(iii) variations in disparities, impact on equity.
These questions will be raised in two selected service areas: local utility services and public education. Both of these services are basic functions of local governments in Hungary. Findings of this country example can be compared with the results of the UNDP/IMF research on public education in Poland. The lessons from studying decentralisation of urban services could be relevant primarily for countries in Southern Eastern Europe, which are in the period of transformation in this sector.
Approach and Focus
The project aims to answer some of those questions, which are often raised about decentralisation and marketisation: did decentralisation support the rational use of resources and ultimately does it lead to better service performance; how service efficiency is influenced by new forms of service provision and what are the features of differentiation in local public services.
Local public utilities
Water management is a mandatory local government service. Potable water is available at almost all municipalities and households. Waste water treatment has increased during the studied period and covers majority of households, living in urban areas.
Municipal solid waste collection and disposal became a standard local service. It is an optional local government function, but as a basic environmental service, municipal solid waste (MSW) management is a high priority for local governments. It was one of the first service areas, where market based mechanisms started to dominate service management.
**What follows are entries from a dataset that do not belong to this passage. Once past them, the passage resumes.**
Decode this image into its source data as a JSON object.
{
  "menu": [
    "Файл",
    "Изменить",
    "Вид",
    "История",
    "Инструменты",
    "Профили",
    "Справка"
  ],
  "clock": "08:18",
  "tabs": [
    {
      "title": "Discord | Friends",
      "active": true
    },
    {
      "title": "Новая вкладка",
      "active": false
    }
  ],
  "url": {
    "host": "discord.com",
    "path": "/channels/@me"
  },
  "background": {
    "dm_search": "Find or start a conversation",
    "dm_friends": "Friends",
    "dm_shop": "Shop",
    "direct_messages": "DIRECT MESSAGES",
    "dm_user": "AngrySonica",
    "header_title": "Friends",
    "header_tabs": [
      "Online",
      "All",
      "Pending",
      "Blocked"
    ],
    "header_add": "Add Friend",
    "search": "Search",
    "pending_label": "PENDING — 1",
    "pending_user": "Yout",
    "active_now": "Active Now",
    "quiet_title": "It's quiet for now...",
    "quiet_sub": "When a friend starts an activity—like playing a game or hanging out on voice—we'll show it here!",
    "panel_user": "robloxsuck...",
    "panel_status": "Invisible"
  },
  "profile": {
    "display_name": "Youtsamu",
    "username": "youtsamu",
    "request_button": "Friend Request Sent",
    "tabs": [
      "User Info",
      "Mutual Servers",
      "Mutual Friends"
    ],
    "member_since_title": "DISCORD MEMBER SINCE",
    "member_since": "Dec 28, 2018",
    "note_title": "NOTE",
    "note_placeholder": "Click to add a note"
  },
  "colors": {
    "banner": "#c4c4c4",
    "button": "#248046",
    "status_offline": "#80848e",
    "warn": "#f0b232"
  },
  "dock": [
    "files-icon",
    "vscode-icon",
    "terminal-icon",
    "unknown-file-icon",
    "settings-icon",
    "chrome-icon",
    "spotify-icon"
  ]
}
Both types of local utility services are good cases for investigating the impact of decentralisation and privatisation. These services were transferred to local governments in the early period of decentralisation. Fragmented network of service organisations was accompanied with cutback in national budget subsidies, introducing the new framework of local subsidies. Municipalities enjoyed full discretion in price setting.
Local governments had a transition period of six years to decide upon the locally preferred forms of service management: they could keep the public, budgetary, in house units or they establish entities under the company law.
Within this decentralised and evolving market environment the following three sets of issues are planned to be investigated:
a) Changes in service performance and effectiveness: diversity and targeting
b) Institutional factors determining efficient service provision
c) Influence of user charges on equal access to local utility services
Activities and Methods
The project will be based on a combination of activities and research methods:
- overview of previous studies focusing on the two service areas,
- analysis of available statistical sources on service performance and finances,
- case studies and survey based comparison of local marketisation policies.
Local utility services
Local utility services are analysed from different angles: legal, environmental, financial, organisational and management. This literature and the sources of available information will be investigated in a summary paper. It will help to further refine and operationalise the research questions on the impact of decentralisation and marketisation.
Analysis of service organisations, performance and funding
Despite the fact, that the national statistics on local utilities has been improved recently, the available country-wide statistics on water and municipal solid waste management is limited. There are internal reports at line ministries, professional associations of water and communal companies, with limited access for analysis. Household survey reports provide detailed information on income and expenditure structures, but they are all national data, which cannot be disaggregated.
So information on service producers, performance and financing should be collected from various statistical sources. It will be supplemented by fiscal information, available primarily on capital grants, subsidies and public expenditures. These national datasets will help to give an overview on development trends and present status of the local utility sector.
Nationwide datasets will be supplemented by other sources of information on local utility services, like samples of selected cities, groups of service organisations and survey results. Pairwise comparison of cities with different methods of service provision will be implemented through a combination of case studies and a survey. It will focus on all the three aspects of decentralisation and marketisation (performance, costs, and social issues).
For complete information on the project visit the web site of LGI.